#### What to work on:
Could you return only the lines that run from the line with "What's the underlying" through the final line of the data, exactly as they stand?

#### Provided entries:
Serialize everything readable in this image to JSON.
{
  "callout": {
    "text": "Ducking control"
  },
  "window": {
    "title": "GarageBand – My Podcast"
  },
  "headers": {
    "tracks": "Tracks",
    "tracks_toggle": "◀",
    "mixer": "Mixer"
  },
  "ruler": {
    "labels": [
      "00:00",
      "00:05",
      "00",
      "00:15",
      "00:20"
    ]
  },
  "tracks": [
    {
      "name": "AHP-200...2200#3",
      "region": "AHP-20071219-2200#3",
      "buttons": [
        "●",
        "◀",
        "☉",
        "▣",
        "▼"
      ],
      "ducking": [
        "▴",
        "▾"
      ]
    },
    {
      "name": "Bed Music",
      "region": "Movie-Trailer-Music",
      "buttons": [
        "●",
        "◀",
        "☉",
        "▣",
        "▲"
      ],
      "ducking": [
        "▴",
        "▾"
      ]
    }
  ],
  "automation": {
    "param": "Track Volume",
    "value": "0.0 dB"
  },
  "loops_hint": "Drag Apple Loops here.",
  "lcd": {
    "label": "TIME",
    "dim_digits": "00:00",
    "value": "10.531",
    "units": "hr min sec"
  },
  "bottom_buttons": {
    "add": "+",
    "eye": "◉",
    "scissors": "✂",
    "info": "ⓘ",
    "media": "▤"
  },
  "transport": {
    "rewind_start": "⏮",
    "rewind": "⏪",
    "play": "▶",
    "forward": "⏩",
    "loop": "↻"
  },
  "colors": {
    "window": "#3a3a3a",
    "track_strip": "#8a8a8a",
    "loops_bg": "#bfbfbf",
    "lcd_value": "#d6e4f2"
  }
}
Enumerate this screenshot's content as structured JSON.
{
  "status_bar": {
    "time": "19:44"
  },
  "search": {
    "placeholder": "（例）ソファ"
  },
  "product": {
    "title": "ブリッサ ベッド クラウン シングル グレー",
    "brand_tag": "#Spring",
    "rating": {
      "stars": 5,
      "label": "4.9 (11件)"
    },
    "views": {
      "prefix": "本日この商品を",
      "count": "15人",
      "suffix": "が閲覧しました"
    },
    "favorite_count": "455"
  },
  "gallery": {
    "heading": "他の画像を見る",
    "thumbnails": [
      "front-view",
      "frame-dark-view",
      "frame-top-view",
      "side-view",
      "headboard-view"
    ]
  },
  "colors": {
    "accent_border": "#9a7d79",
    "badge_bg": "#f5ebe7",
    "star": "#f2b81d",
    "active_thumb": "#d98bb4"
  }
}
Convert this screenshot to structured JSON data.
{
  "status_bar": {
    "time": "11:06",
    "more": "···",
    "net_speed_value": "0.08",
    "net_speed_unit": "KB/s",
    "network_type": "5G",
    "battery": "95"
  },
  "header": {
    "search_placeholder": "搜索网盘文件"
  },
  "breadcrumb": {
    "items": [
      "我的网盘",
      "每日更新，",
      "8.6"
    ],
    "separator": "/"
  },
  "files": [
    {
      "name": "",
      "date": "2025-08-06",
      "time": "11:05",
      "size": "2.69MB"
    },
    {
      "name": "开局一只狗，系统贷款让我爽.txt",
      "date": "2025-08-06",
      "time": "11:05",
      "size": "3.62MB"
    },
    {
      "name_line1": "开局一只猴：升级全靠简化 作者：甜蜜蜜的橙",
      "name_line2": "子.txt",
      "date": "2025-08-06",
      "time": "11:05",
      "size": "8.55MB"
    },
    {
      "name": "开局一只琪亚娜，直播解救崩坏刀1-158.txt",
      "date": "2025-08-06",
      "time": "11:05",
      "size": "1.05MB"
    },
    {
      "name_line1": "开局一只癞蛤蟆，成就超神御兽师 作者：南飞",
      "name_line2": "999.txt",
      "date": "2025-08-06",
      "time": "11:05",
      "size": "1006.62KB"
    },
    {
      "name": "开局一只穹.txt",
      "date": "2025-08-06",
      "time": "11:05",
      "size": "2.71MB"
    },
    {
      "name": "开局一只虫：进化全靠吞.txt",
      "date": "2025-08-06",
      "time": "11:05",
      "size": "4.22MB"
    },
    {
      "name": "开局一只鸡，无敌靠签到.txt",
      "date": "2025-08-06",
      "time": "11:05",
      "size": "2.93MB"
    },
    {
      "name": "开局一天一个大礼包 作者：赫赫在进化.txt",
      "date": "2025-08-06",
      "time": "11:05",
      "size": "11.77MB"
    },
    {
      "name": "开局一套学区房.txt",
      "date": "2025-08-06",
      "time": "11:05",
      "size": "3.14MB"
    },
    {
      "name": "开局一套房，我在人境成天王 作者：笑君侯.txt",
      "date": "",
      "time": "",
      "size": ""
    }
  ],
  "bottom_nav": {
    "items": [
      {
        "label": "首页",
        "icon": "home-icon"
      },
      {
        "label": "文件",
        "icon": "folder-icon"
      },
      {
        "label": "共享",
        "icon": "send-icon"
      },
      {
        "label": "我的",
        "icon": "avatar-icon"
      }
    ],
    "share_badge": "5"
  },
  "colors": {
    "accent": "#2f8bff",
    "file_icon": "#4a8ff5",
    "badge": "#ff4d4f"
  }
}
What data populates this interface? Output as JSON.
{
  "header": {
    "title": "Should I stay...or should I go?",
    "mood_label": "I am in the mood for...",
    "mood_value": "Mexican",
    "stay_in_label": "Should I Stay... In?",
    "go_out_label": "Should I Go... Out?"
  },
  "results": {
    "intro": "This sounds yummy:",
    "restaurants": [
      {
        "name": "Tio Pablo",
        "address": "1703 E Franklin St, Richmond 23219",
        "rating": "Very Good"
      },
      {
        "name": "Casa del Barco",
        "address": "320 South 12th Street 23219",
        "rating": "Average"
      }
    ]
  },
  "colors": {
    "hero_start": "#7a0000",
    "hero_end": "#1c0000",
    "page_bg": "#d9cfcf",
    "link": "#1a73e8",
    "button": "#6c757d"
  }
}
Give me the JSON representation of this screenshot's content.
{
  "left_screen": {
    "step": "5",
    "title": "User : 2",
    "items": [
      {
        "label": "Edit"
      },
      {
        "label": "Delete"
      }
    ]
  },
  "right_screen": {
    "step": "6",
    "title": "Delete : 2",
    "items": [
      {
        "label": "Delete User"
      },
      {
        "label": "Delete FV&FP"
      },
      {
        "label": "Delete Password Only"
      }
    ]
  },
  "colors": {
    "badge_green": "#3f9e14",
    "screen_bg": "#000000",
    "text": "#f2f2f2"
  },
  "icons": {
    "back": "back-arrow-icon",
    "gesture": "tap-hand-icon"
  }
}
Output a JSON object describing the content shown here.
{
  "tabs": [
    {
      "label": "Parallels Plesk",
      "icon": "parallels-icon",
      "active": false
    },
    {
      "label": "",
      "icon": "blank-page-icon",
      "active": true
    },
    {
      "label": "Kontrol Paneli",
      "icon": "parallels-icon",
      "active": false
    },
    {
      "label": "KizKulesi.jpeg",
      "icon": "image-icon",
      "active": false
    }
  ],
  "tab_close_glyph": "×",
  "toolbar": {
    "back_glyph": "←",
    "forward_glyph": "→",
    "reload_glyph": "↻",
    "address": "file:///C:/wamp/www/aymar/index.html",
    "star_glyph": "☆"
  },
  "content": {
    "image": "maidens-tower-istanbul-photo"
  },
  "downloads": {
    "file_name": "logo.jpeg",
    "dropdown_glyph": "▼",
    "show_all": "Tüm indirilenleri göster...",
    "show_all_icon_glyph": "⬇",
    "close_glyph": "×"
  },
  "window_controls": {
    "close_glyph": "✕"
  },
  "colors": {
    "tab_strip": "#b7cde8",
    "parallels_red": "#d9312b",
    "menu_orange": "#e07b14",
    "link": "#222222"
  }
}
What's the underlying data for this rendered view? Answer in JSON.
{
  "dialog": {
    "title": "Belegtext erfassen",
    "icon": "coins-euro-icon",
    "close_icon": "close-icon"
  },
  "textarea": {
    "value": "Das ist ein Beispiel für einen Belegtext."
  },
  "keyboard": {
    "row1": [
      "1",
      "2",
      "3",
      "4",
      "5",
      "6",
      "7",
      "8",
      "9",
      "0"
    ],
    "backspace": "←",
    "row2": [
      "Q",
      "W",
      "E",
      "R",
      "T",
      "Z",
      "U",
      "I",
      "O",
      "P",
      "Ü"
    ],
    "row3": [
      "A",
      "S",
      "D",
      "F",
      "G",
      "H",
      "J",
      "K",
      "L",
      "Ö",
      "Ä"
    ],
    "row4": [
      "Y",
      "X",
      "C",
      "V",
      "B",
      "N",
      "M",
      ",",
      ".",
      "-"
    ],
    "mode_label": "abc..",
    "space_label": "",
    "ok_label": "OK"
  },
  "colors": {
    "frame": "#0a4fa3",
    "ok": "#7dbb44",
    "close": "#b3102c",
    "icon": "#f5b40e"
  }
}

#### Result below:
What's the underlying data for this rendered view? Answer in JSON.
{
  "dialog": {
    "title": "Belegtext erfassen",
    "icon": "coins-euro-icon",
    "close_icon": "close-icon"
  },
  "textarea": {
    "value": "Das ist ein Beispiel für einen Belegtext."
  },
  "keyboard": {
    "row1": [
      "1",
      "2",
      "3",
      "4",
      "5",
      "6",
      "7",
      "8",
      "9",
      "0"
    ],
    "backspace": "←",
    "row2": [
      "Q",
      "W",
      "E",
      "R",
      "T",
      "Z",
      "U",
      "I",
      "O",
      "P",
      "Ü"
    ],
    "row3": [
      "A",
      "S",
      "D",
      "F",
      "G",
      "H",
      "J",
      "K",
      "L",
      "Ö",
      "Ä"
    ],
    "row4": [
      "Y",
      "X",
      "C",
      "V",
      "B",
      "N",
      "M",
      ",",
      ".",
      "-"
    ],
    "mode_label": "abc..",
    "space_label": "",
    "ok_label": "OK"
  },
  "colors": {
    "frame": "#0a4fa3",
    "ok": "#7dbb44",
    "close": "#b3102c",
    "icon": "#f5b40e"
  }
}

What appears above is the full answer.